In late 2017 I got a call from a senior leader at Oracle. They asked me if I was interested in coming to be a designer there. I’m embarrassed to say that despite being in the high-tech industry for multiple decades, I didn’t really know what Oracle might need help designing. I imagined there was some user interface for configuring databases, but I didn’t know what else. I learned quickly that Oracle had a comprehensive suite of cloud applications for running large businesses and those apps had lots of users and an enormous amount of user interface. And while Oracle had talented and thoughtful designers, they were looking for help to elevate their user experience to a new level.
To be quite honest, I was skeptical.
I didn’t know what to make of Oracle. I didn’t know what to make of enterprise software. And I didn’t know what to make of their professed commitment to elevating their user experience. I asked questions. Lots of questions. What kind of latitude would I have? What kind of resources would there be? What kind of support would there be? Ultimately, I believe that designers don’t create the user experience, but company cultures create user experience. And if you want a great one, every single person at the company has to be on board. And making that happen isn’t just doing user experience design, it’s changing company culture. I’ve done enough upstream swimming in my career to know that changing culture in a place that’s not receptive is a difficult proposition at best. The folks at Oracle said they were serious about all of this.
On the off chance that this could possibly be true, I took the job.
The first thing that struck me about Oracle was the people I met.

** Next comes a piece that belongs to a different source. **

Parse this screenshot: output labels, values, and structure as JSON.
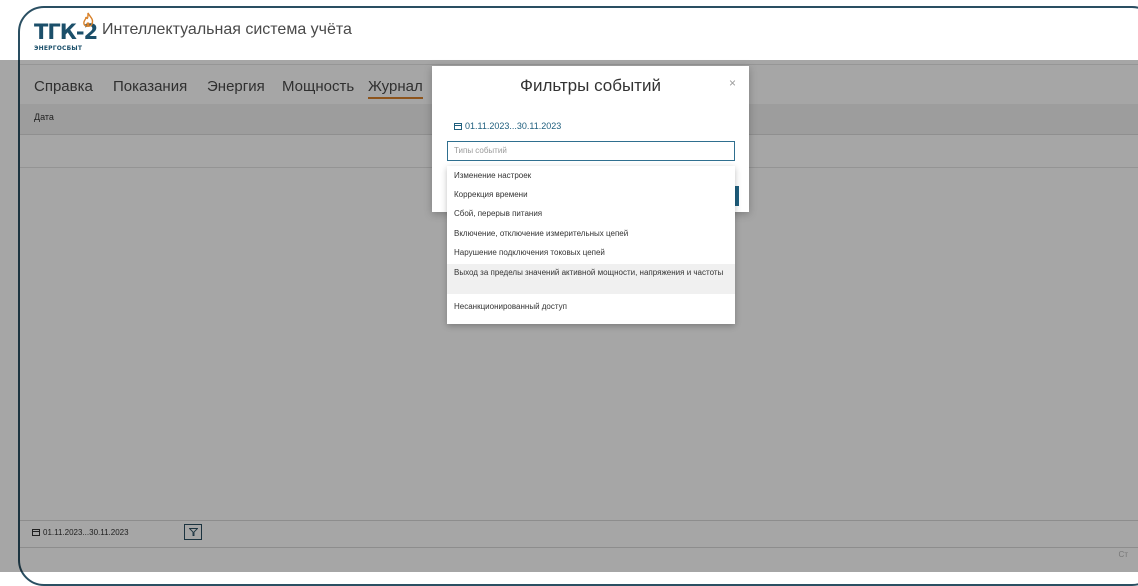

Collaborative, authentic, introspective, and eager to grow and improve are the first impressions that come to mind. I know there are people like that at every company. But I was surprised at how consistently I found these qualities in the people I had come to work with. They were patient with me. And they needed to be, because despite the commitments to change from senior leadership, I was still skeptical. I’ve been lucky to have some fabulous opportunities in my career, but the opportunity to really redesign the experience for a tech icon from the bottom up seemed too good to be true. And maybe, a small part of me, thought it couldn’t be true, because if it were, why would they have hired me?
And in the first weeks and months of my job, I realized that they were actually serious. You would think that my first reaction to the realization that this really was the job I had dreamed of would be excitement. And it was, for about a minute. But the next reaction, the stronger one, was fear.
First some context. I didn’t start out as a designer. I started out as a product manager (or as it was called where I was, a program manager). I learned early in my career that designers were the magical ingredient for turning good products into great ones. And I was lucky to work with some pretty incredible designers that welcomed me into their world. I was even lucky enough to co-lead a creative agency for almost ten years with the best designer I’ve ever worked with – Jenny Lam. And since we were very small, there was no choice, I had to draw too. And I drew a lot. I think it was somewhere in year seven that Jenny finally came to me one day and said “I think you can call yourself a designer now.” I was floored. But after seven years of her patient mentorship and coaching, I had earned her trust as a designer in my own right. That was a really good day.
But now, the job I had wanted, to help design an entire company’s experience, was mine, and I wondered if I was really up to the task. It was easy to want it when it seemed like there was no hope of ever getting it. Be careful what you wish for. After a bit of anxiety and stress, the answer finally came to me. If I could convince all my friends who were way better designers than me to come work at Oracle, and they could convince their friends, and we could rally with the great designers and researchers and engineers and product managers Oracle already had, we might be able to pull it off. Needless to say, I called the best one I knew – Jenny.
The job I had prior to coming to Oracle gave me several gifts. One was the gift of a growth mindset. Or at least the aspiration to have one. And because of that, I genuinely believe there is almost always more than one good way to get something done. More than one valid approach. And more than one successful outcome possible. That said, I believe that there are three important principles that companies, which I love all share. Companies like IKEA, or Disney, or Apple, or Starbucks.
1. They believe that every single interaction with a customer (or the public, or a partner, or an employee) contributes to the overall user experience. The user experience isn’t just the user interface. It’s the product and the marketing. It’s customer support and sales. It’s digital and physical.
2. They believe that every one of those interactions is an opportunity to tell a unique and differentiated story. Not a list of features and functions of their product, but a story about why they come to work every day. A story about why their company exists.
3. They believe that telling that story effectively and beautifully is every single employee’s job regardless of their role or function. Those companies are design led, not designer led.
That is the user experience that I have always wanted to be a part of crafting. That is the experience that I’ve always wanted to have at work. And, that is what Jenny and dozens of our industry friends banded together with many Oracle veterans to do.
My boss manages one of Silicon Valley’s most innovative and sizable teams and is responsible for multiple applications’ product lines at Oracle. He’s got a significant amount of responsibility. But, when he’s asked about his role, he says he “takes care” of those businesses at Oracle. I think Jenny and I were both inspired by that. Jenny and I, and the great leaders we work with were tasked with taking care of the Oracle user experience. And for the last eighteen months, that’s what we’ve been giving our all to do.